─── RECORDS FOR THIS TASK

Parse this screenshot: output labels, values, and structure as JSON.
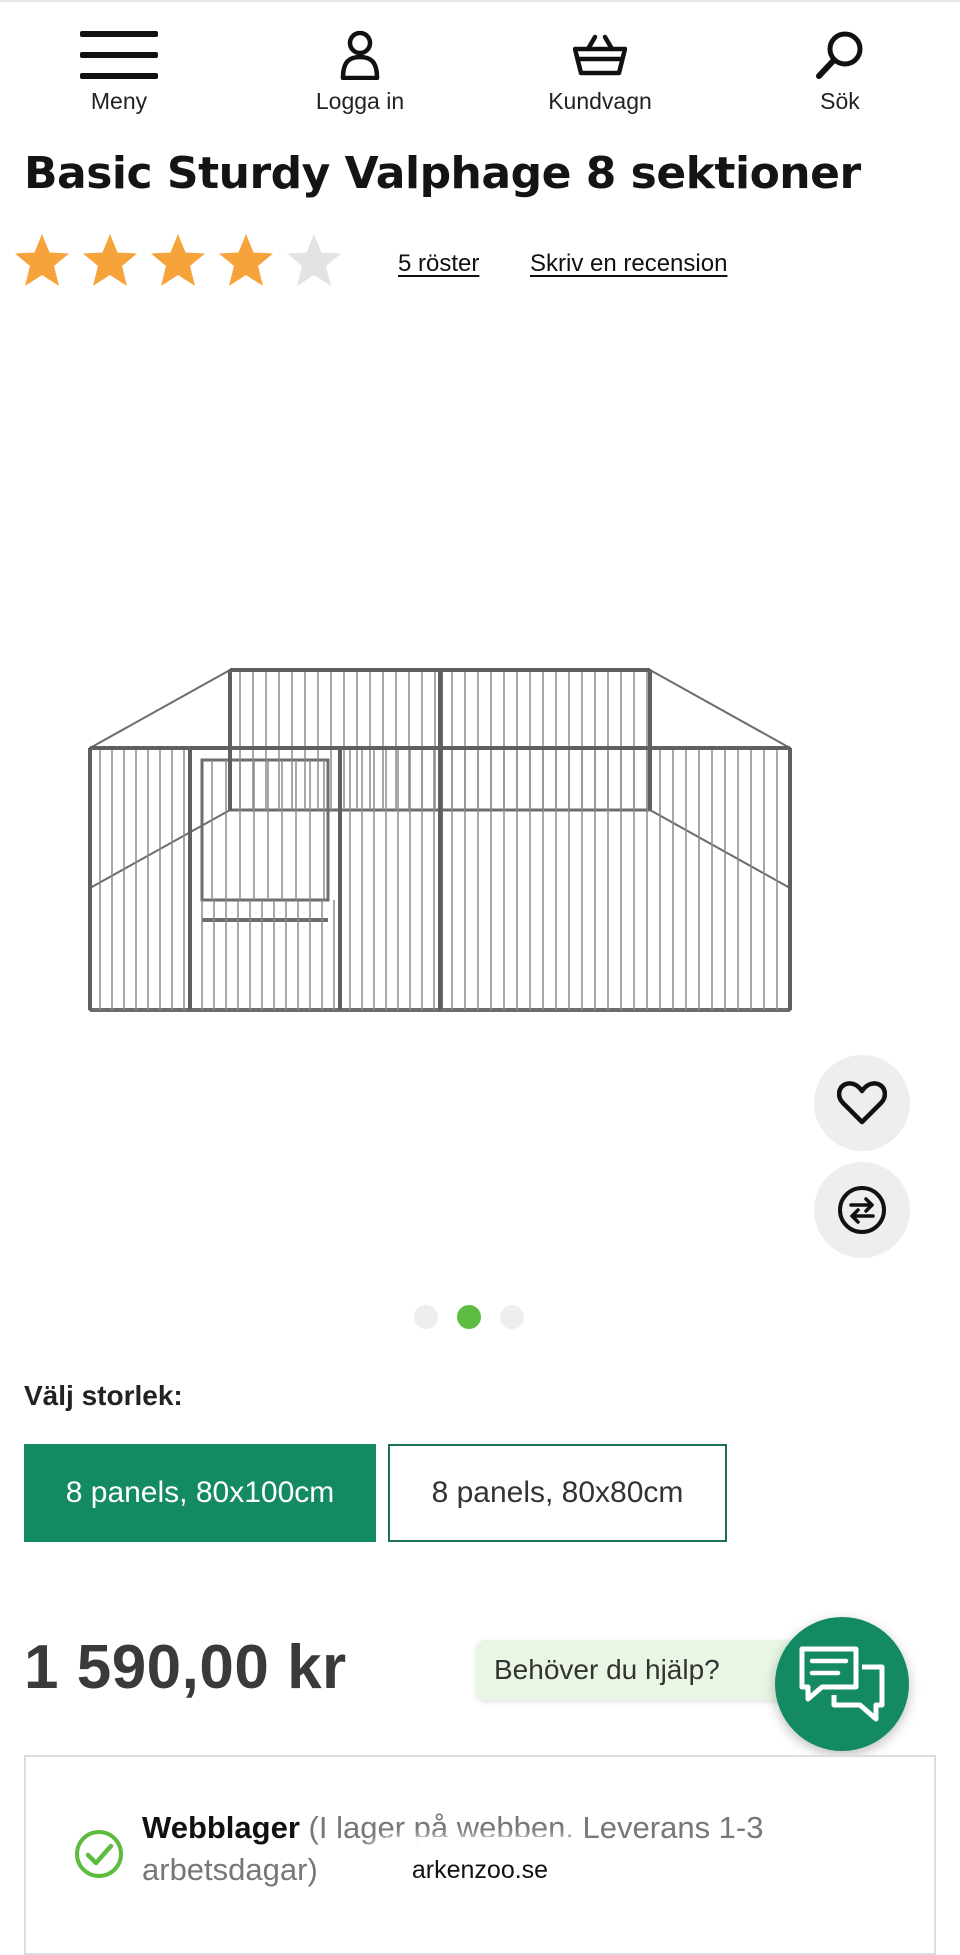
{
  "nav": {
    "menu_label": "Meny",
    "login_label": "Logga in",
    "cart_label": "Kundvagn",
    "search_label": "Sök"
  },
  "product": {
    "title": "Basic Sturdy Valphage 8 sektioner",
    "rating": {
      "stars_filled": 4,
      "stars_total": 5,
      "votes_label": "5 röster",
      "review_link_label": "Skriv en recension"
    },
    "image_alt_icon": "pet-playpen-image",
    "carousel": {
      "total": 3,
      "active_index": 1
    },
    "size": {
      "label": "Välj storlek:",
      "options": [
        {
          "label": "8 panels, 80x100cm",
          "selected": true
        },
        {
          "label": "8 panels, 80x80cm",
          "selected": false
        }
      ]
    },
    "price": "1 590,00 kr",
    "stock": {
      "title": "Webblager",
      "detail": "(I lager på webben. Leverans 1-3 arbetsdagar)"
    }
  },
  "help": {
    "label": "Behöver du hjälp?"
  },
  "browser": {
    "domain": "arkenzoo.se"
  },
  "colors": {
    "brand_green": "#138a63",
    "star_filled": "#f5a33a",
    "star_empty": "#e3e3e3",
    "dot_active": "#5dbb3f",
    "help_bg": "#e9f6e4"
  }
}
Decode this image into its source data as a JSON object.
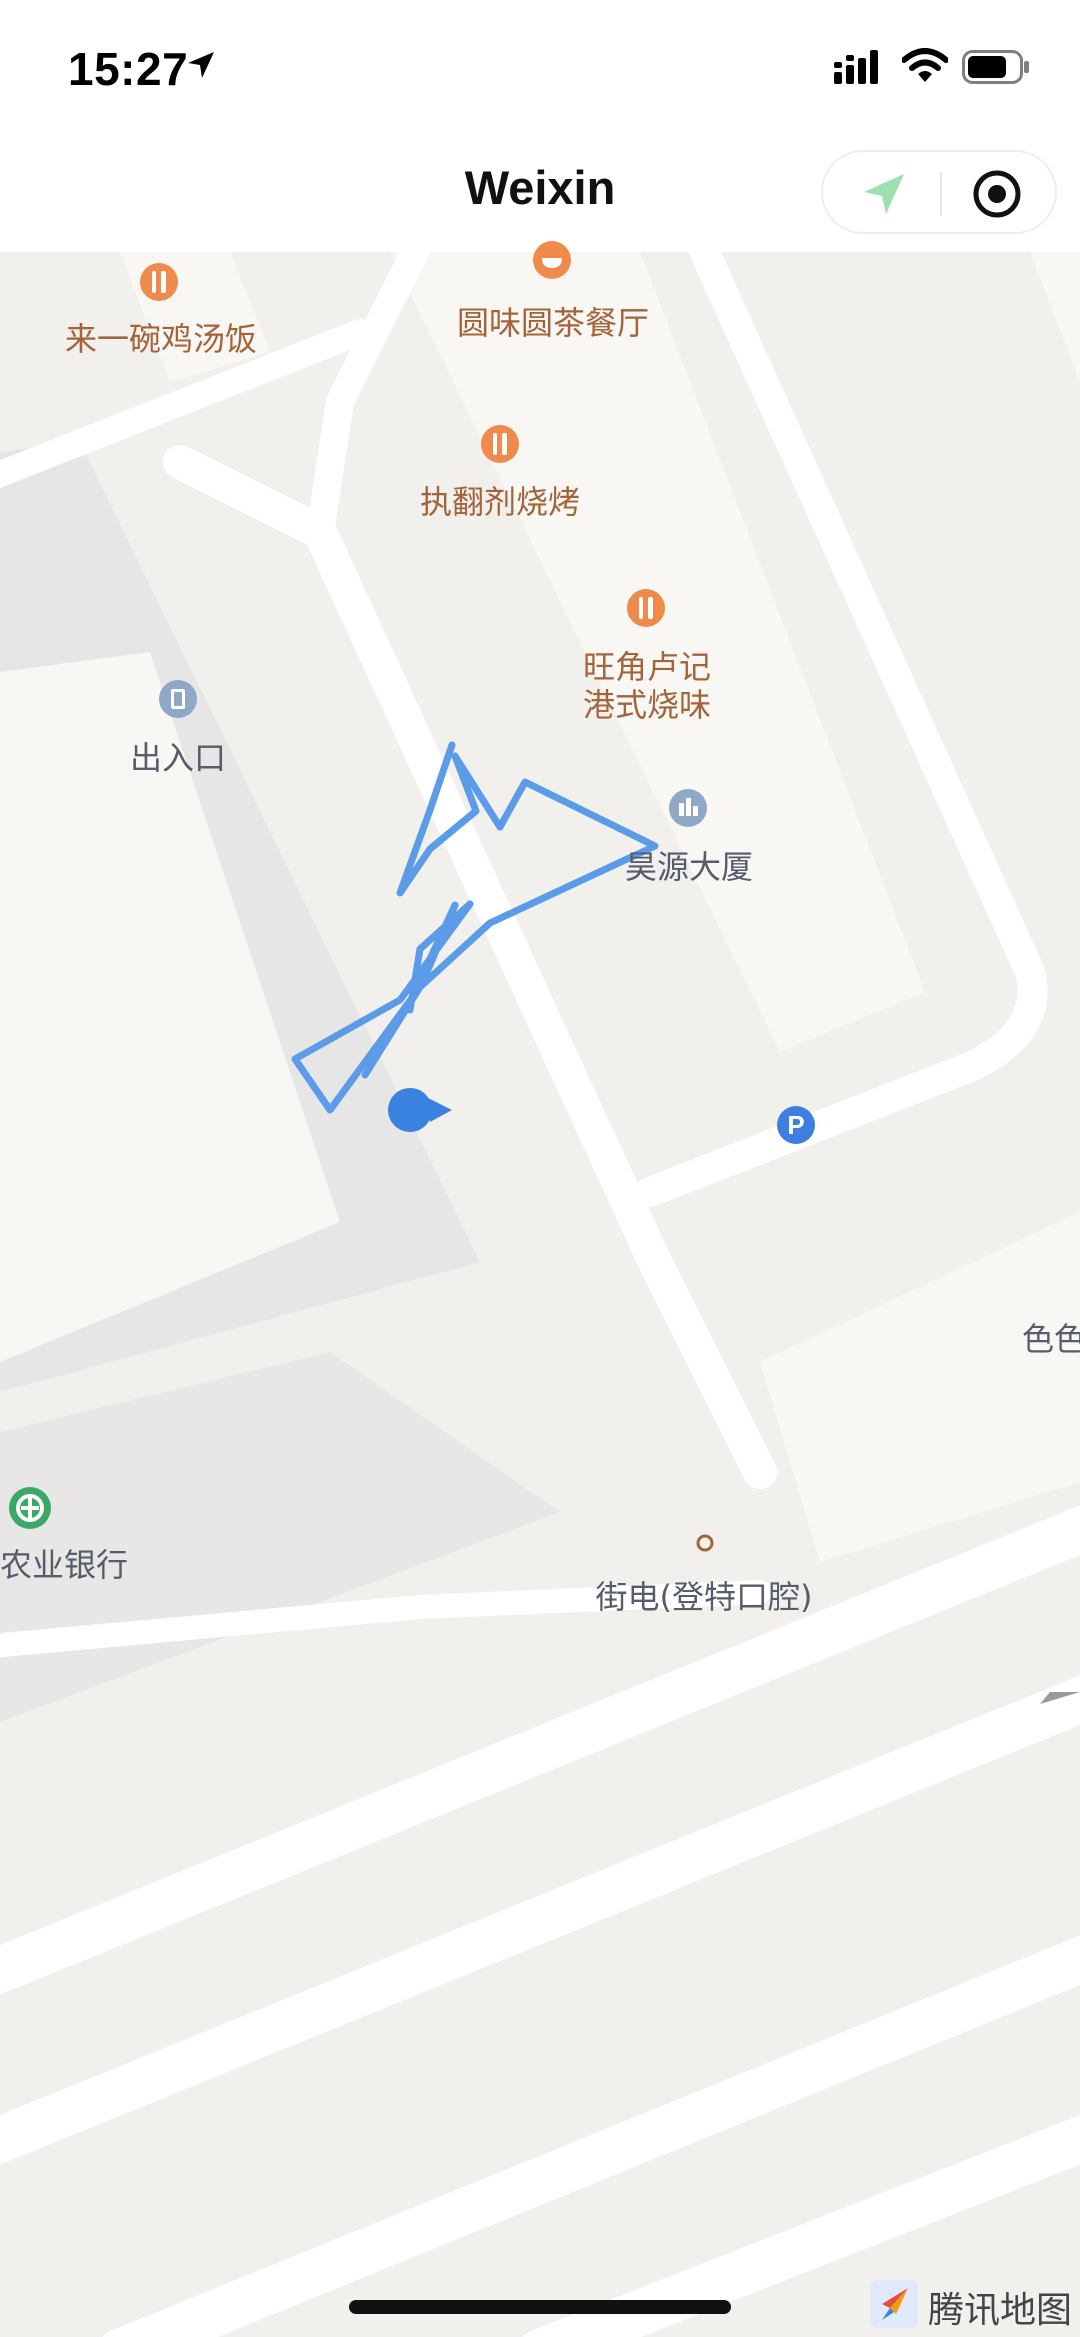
{
  "status_bar": {
    "time": "15:27"
  },
  "nav_bar": {
    "title": "Weixin"
  },
  "map": {
    "pois": {
      "laiyiwan": "来一碗鸡汤饭",
      "yuanweiyuan": "圆味圆茶餐厅",
      "zhifanji": "执翻剂烧烤",
      "wangjiao_line1": "旺角卢记",
      "wangjiao_line2": "港式烧味",
      "entrance": "出入口",
      "haoyuan": "昊源大厦",
      "bank": "农业银行",
      "jiedian": "街电(登特口腔)",
      "color_partial": "色色"
    },
    "parking_icon": "P"
  },
  "watermark": {
    "text": "腾讯地图"
  },
  "colors": {
    "map_background": "#f1f0ed",
    "building_light": "#f8f7f3",
    "building_gray": "#e6e6e6",
    "road": "#ffffff",
    "track": "#5b9be8",
    "location_dot": "#3a82e0",
    "food_icon": "#f08a4b",
    "nav_arrow": "#9ee0b0"
  },
  "icons": [
    "location-arrow-icon",
    "signal-icon",
    "wifi-icon",
    "battery-icon",
    "navigation-icon",
    "locate-target-icon",
    "restaurant-icon",
    "entrance-icon",
    "building-icon",
    "parking-icon",
    "bank-icon",
    "shop-icon",
    "tencent-map-logo-icon"
  ]
}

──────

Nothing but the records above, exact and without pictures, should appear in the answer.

EXERCISE SOLUTION:
Parse this screenshot: output labels, values, and structure as JSON.
{
  "nav": {
    "menu_label": "Meny",
    "login_label": "Logga in",
    "cart_label": "Kundvagn",
    "search_label": "Sök"
  },
  "product": {
    "title": "Basic Sturdy Valphage 8 sektioner",
    "rating": {
      "stars_filled": 4,
      "stars_total": 5,
      "votes_label": "5 röster",
      "review_link_label": "Skriv en recension"
    },
    "image_alt_icon": "pet-playpen-image",
    "carousel": {
      "total": 3,
      "active_index": 1
    },
    "size": {
      "label": "Välj storlek:",
      "options": [
        {
          "label": "8 panels, 80x100cm",
          "selected": true
        },
        {
          "label": "8 panels, 80x80cm",
          "selected": false
        }
      ]
    },
    "price": "1 590,00 kr",
    "stock": {
      "title": "Webblager",
      "detail": "(I lager på webben. Leverans 1-3 arbetsdagar)"
    }
  },
  "help": {
    "label": "Behöver du hjälp?"
  },
  "browser": {
    "domain": "arkenzoo.se"
  },
  "colors": {
    "brand_green": "#138a63",
    "star_filled": "#f5a33a",
    "star_empty": "#e3e3e3",
    "dot_active": "#5dbb3f",
    "help_bg": "#e9f6e4"
  }
}
Decode this image into its source data as a JSON object.
{
  "status_bar": {
    "time": "15:27"
  },
  "nav_bar": {
    "title": "Weixin"
  },
  "map": {
    "pois": {
      "laiyiwan": "来一碗鸡汤饭",
      "yuanweiyuan": "圆味圆茶餐厅",
      "zhifanji": "执翻剂烧烤",
      "wangjiao_line1": "旺角卢记",
      "wangjiao_line2": "港式烧味",
      "entrance": "出入口",
      "haoyuan": "昊源大厦",
      "bank": "农业银行",
      "jiedian": "街电(登特口腔)",
      "color_partial": "色色"
    },
    "parking_icon": "P"
  },
  "watermark": {
    "text": "腾讯地图"
  },
  "colors": {
    "map_background": "#f1f0ed",
    "building_light": "#f8f7f3",
    "building_gray": "#e6e6e6",
    "road": "#ffffff",
    "track": "#5b9be8",
    "location_dot": "#3a82e0",
    "food_icon": "#f08a4b",
    "nav_arrow": "#9ee0b0"
  },
  "icons": [
    "location-arrow-icon",
    "signal-icon",
    "wifi-icon",
    "battery-icon",
    "navigation-icon",
    "locate-target-icon",
    "restaurant-icon",
    "entrance-icon",
    "building-icon",
    "parking-icon",
    "bank-icon",
    "shop-icon",
    "tencent-map-logo-icon"
  ]
}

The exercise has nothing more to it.